Data shown:
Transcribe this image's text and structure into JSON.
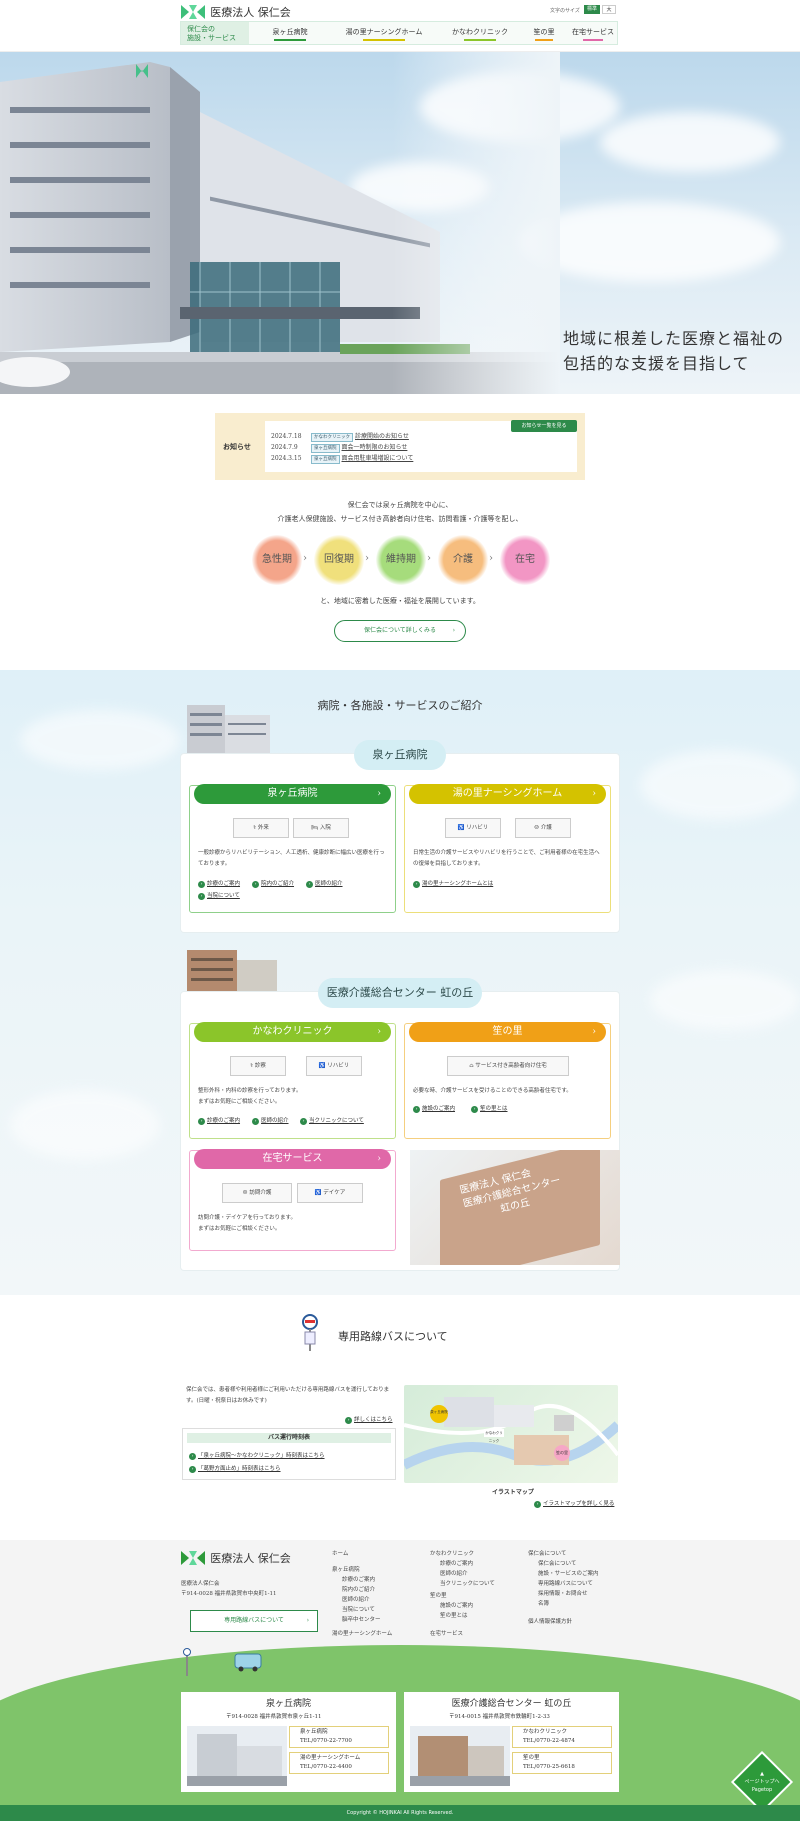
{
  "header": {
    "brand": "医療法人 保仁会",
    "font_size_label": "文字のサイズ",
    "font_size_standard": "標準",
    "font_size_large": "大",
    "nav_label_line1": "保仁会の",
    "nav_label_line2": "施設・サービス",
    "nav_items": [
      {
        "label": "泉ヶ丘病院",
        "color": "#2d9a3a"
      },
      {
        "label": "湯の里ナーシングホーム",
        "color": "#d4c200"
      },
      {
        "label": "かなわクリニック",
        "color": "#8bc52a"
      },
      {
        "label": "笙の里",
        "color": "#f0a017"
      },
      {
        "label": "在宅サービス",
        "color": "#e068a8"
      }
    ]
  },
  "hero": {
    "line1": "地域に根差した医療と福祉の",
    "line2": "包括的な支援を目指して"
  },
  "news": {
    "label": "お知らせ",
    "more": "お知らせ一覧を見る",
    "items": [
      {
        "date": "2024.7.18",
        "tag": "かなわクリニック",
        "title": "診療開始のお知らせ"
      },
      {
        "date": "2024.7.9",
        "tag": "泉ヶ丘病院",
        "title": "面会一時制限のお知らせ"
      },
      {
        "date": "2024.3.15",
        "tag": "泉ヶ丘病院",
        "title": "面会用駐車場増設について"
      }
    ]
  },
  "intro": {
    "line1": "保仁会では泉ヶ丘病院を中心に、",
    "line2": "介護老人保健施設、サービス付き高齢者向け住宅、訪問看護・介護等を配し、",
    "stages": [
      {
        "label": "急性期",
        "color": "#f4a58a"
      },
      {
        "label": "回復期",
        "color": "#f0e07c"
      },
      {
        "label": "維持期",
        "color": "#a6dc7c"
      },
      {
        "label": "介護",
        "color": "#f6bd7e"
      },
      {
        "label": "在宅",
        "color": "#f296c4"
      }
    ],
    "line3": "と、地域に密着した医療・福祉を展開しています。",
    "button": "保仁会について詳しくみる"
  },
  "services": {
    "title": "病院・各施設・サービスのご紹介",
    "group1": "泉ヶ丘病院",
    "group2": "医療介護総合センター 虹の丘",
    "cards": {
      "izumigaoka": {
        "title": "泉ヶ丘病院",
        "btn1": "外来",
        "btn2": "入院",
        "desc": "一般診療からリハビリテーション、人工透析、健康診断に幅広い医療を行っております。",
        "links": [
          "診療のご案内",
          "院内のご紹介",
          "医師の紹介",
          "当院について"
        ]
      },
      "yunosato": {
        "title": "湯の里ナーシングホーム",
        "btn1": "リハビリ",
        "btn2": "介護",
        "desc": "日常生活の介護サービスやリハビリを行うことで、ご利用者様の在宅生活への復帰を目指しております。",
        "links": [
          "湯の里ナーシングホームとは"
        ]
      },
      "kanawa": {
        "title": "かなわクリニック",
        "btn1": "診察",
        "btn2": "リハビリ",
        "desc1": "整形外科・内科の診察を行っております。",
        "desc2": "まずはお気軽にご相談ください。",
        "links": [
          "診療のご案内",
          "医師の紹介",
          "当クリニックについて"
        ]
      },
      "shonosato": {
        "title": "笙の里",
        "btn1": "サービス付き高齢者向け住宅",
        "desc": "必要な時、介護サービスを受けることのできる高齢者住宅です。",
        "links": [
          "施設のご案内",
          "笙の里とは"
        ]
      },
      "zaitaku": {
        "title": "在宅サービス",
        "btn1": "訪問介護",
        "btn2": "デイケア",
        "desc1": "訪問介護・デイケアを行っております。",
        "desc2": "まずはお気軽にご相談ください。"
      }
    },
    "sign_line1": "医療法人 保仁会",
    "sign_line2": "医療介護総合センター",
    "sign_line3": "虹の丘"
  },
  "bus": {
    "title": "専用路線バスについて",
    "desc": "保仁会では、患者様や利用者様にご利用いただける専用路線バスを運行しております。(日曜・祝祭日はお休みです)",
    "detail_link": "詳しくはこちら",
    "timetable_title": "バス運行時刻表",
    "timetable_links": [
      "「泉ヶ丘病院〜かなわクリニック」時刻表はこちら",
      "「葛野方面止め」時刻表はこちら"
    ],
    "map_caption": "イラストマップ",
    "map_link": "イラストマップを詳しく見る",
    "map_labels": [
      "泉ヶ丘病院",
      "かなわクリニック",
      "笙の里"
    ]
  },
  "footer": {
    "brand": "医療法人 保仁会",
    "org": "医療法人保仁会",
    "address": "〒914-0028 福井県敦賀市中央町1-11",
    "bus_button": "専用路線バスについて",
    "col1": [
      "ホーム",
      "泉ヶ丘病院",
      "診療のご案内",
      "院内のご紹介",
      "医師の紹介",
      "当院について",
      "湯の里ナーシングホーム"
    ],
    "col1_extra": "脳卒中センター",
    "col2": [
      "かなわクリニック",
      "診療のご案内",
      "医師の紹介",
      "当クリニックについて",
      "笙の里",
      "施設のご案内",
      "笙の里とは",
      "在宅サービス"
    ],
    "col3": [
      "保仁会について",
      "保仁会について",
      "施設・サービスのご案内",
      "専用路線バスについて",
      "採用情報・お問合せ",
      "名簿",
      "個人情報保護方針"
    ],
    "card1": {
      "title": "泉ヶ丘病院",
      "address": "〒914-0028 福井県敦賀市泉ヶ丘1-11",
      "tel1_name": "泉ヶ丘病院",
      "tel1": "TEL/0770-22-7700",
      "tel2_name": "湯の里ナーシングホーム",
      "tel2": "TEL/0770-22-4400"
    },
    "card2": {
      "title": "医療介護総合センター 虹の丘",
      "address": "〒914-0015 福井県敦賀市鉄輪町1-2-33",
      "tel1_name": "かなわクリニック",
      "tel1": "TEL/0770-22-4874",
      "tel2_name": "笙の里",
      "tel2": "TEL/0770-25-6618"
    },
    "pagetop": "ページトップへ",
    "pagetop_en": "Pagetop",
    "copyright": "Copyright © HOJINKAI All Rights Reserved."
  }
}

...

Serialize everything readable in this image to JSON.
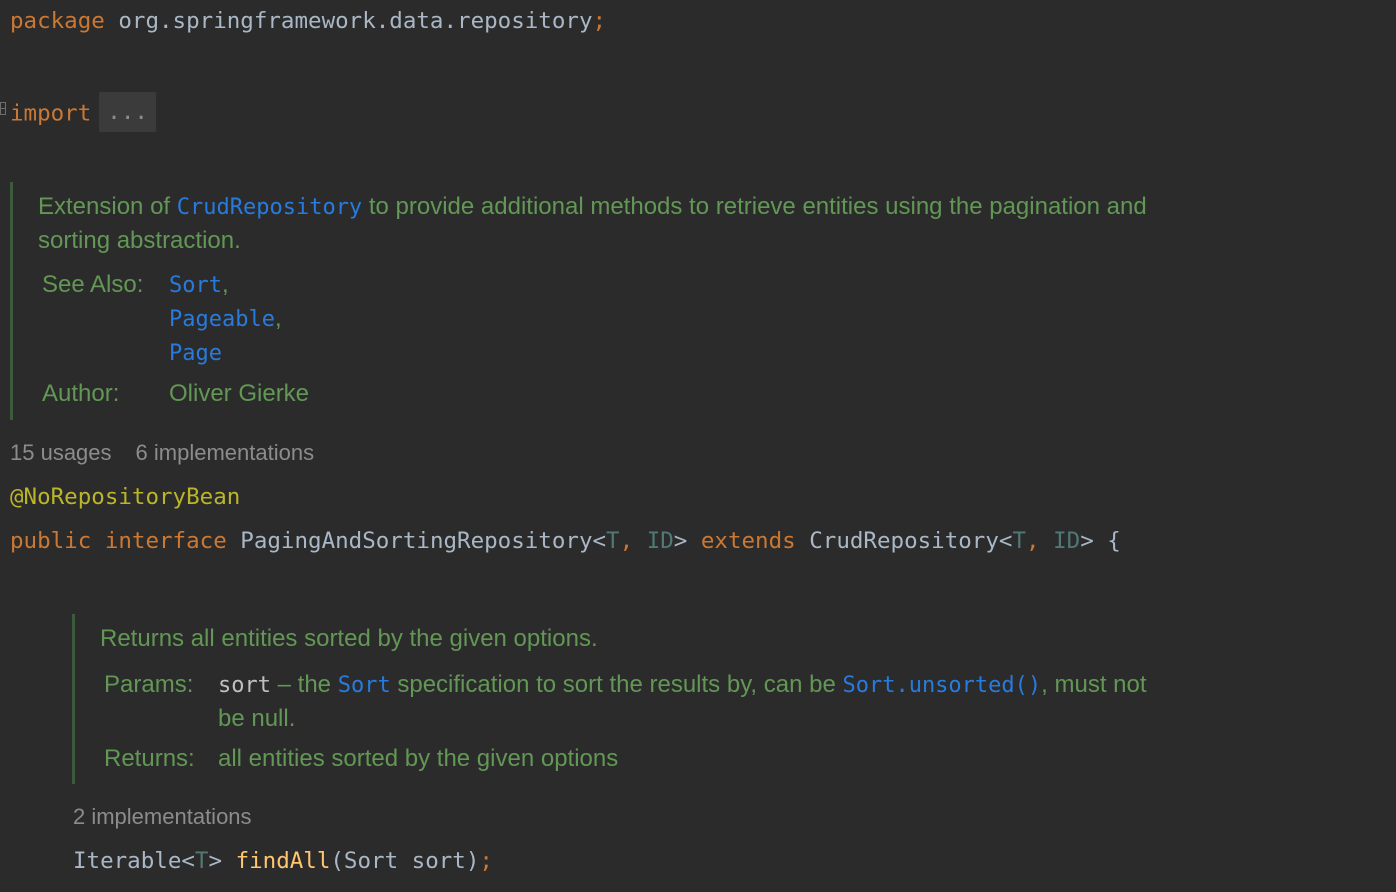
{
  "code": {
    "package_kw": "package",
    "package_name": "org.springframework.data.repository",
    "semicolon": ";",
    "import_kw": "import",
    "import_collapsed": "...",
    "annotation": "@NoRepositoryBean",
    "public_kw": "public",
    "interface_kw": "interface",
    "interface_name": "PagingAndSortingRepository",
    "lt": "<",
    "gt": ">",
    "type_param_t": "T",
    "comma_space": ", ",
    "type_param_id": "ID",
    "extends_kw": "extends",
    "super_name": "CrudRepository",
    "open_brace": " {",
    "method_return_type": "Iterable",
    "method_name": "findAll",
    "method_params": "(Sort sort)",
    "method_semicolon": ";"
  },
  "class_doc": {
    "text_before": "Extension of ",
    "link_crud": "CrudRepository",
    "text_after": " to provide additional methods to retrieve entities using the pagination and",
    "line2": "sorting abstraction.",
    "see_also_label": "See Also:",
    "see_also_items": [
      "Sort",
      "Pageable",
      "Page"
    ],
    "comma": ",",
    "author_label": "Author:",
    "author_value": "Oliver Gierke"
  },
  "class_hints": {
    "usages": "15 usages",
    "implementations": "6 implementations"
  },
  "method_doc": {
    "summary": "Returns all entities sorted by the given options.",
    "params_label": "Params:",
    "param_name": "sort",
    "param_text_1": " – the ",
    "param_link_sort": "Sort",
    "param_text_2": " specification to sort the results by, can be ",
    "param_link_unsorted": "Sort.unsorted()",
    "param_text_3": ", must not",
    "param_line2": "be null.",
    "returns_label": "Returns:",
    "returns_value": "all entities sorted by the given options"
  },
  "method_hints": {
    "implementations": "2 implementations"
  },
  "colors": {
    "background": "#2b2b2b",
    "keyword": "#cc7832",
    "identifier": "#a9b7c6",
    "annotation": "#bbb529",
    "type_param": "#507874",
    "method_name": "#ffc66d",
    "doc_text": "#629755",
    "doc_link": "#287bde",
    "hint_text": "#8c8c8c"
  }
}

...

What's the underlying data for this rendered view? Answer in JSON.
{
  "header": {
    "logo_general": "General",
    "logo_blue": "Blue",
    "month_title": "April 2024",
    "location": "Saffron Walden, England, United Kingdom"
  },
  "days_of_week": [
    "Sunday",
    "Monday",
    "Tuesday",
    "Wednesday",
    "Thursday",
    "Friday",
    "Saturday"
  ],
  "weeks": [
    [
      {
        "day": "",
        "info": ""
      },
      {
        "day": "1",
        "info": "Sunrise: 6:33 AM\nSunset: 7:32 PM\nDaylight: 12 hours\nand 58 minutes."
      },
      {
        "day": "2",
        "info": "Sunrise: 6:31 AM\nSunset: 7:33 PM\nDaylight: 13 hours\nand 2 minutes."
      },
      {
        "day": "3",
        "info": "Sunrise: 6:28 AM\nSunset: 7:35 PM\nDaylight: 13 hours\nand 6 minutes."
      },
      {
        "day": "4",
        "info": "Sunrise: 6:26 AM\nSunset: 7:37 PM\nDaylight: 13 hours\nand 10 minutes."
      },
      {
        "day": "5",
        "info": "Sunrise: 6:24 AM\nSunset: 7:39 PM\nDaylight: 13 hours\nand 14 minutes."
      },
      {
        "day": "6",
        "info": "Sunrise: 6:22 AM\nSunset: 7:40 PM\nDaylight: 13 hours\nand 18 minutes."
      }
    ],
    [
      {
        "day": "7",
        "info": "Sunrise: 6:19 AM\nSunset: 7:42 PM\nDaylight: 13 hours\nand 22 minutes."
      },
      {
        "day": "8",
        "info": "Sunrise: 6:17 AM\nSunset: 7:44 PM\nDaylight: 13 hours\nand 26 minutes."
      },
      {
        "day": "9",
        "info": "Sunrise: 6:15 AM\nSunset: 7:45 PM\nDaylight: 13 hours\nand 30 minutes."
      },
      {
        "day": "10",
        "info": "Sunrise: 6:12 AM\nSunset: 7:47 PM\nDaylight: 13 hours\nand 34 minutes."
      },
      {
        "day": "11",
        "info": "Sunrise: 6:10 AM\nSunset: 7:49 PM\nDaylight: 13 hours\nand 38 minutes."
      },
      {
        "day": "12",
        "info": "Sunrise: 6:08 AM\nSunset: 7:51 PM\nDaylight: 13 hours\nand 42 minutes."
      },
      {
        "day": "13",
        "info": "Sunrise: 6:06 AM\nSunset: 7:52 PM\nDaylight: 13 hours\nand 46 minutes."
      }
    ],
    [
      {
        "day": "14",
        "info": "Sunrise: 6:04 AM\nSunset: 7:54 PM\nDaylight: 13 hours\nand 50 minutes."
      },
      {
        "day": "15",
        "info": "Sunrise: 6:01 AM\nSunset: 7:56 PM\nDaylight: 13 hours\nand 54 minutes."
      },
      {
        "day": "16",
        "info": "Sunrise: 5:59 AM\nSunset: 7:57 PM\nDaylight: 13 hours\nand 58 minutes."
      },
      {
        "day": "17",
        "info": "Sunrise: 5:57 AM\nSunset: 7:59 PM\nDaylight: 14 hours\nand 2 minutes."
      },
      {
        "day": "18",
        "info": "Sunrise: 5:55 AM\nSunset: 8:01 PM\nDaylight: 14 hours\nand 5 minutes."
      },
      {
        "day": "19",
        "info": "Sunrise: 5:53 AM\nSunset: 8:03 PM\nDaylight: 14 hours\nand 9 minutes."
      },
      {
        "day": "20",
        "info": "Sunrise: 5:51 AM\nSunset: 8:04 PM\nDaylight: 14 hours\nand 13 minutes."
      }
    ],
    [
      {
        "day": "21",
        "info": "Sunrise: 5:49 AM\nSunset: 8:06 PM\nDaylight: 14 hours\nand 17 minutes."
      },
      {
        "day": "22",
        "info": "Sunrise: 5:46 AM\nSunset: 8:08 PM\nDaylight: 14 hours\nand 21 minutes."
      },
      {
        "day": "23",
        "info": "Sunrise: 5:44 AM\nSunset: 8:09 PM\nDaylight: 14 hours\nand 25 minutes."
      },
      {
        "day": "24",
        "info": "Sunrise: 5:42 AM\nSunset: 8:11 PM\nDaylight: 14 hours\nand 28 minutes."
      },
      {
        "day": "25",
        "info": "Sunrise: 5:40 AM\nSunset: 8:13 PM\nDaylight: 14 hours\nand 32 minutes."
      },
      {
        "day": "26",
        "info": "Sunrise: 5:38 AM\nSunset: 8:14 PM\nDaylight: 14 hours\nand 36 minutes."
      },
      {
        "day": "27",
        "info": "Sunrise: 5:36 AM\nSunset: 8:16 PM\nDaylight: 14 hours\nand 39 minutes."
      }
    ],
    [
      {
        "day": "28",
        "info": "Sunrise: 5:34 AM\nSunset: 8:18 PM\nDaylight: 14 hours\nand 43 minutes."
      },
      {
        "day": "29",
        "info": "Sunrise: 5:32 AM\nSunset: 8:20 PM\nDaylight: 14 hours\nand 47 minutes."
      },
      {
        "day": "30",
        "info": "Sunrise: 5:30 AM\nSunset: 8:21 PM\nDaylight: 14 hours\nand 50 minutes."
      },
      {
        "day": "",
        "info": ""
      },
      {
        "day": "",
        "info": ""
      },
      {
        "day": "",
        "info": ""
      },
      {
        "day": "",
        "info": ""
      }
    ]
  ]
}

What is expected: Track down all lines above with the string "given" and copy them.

Result for this exercise:
    "summary": "Returns all entities sorted by the given options.",
    "returns_value": "all entities sorted by the given options"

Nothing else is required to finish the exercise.